Collected data entries
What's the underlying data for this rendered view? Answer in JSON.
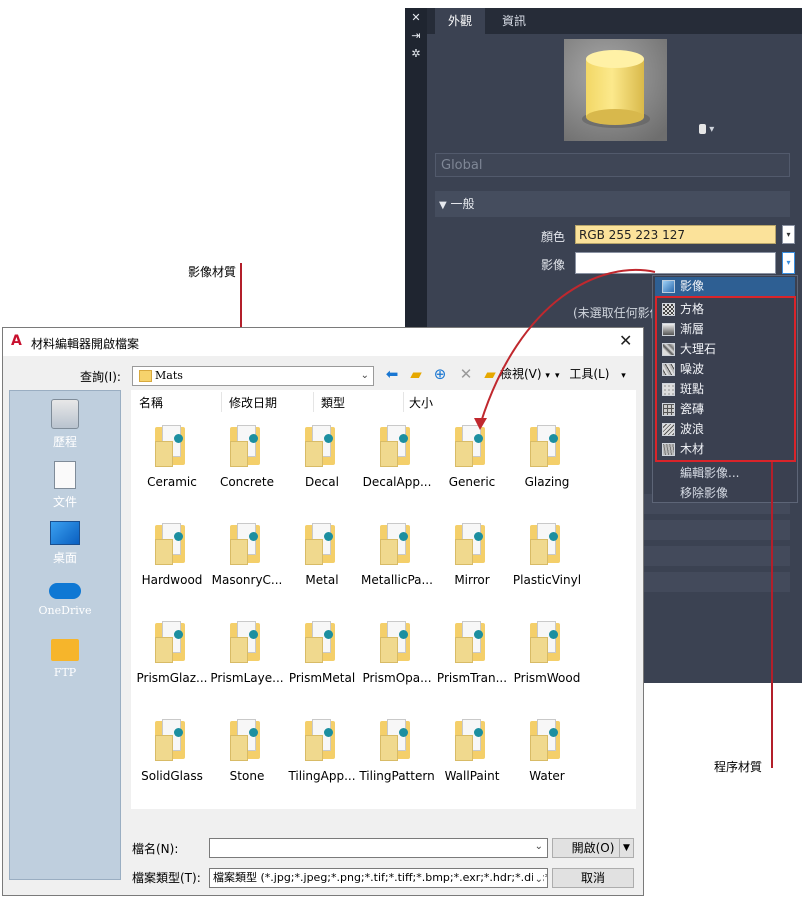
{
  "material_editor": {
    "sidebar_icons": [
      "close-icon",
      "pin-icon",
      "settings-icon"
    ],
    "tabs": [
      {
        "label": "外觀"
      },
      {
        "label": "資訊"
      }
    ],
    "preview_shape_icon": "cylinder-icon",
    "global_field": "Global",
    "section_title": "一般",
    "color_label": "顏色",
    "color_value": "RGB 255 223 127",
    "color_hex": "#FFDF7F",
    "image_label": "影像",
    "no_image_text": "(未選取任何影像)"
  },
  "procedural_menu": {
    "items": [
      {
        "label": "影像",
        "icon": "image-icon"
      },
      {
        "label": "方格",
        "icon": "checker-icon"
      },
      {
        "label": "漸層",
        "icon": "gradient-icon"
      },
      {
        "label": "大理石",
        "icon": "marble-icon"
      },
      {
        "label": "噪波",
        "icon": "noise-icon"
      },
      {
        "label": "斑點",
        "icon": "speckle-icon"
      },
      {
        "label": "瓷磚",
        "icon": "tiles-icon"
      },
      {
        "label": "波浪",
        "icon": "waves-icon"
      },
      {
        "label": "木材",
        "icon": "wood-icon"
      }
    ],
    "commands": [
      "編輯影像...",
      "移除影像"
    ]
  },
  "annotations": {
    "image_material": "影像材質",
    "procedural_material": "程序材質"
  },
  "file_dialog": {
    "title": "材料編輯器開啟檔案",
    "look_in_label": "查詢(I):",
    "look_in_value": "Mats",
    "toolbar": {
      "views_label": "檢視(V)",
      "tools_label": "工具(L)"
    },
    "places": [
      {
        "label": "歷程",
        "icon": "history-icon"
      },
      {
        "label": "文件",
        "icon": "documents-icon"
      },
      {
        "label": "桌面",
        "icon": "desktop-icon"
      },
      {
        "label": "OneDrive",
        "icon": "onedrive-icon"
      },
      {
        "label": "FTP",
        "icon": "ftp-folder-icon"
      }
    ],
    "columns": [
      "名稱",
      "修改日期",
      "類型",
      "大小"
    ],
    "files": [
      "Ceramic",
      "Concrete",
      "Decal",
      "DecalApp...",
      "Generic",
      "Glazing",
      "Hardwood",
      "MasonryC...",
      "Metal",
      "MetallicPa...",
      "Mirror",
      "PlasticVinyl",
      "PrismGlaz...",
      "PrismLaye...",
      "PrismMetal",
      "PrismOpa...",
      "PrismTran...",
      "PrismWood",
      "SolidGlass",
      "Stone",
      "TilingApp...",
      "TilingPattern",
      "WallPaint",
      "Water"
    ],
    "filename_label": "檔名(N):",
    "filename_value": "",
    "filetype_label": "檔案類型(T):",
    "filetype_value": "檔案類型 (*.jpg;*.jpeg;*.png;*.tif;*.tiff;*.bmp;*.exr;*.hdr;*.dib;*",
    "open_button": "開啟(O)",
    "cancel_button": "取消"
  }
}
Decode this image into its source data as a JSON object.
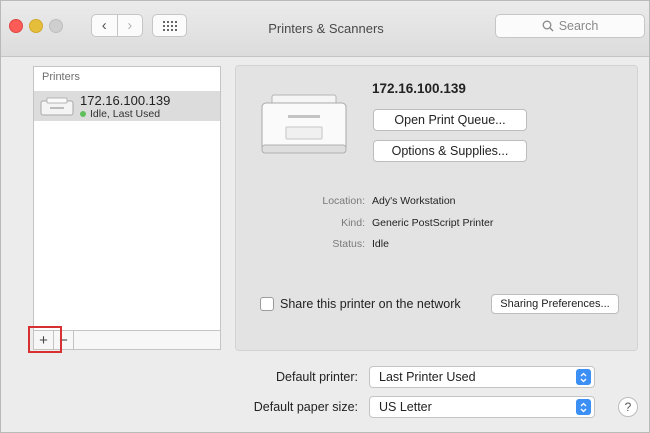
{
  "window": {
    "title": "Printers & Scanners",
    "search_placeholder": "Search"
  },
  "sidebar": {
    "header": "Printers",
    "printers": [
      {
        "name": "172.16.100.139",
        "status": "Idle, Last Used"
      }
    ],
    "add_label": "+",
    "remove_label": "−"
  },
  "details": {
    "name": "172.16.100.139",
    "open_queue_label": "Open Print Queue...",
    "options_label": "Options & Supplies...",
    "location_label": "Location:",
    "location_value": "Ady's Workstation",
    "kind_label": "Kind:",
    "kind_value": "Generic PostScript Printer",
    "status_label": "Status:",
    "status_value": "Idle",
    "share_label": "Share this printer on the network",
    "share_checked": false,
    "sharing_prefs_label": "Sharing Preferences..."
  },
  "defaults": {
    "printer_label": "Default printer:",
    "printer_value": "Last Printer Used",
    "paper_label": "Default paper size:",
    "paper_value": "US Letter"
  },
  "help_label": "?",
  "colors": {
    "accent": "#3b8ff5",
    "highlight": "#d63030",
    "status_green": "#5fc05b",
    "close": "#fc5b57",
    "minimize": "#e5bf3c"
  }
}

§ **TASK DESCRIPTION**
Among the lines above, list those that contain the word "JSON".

§ **TASK RESULT**
What's the underlying data for this rendered view? Answer in JSON.
Decode this image into its source data as a JSON object.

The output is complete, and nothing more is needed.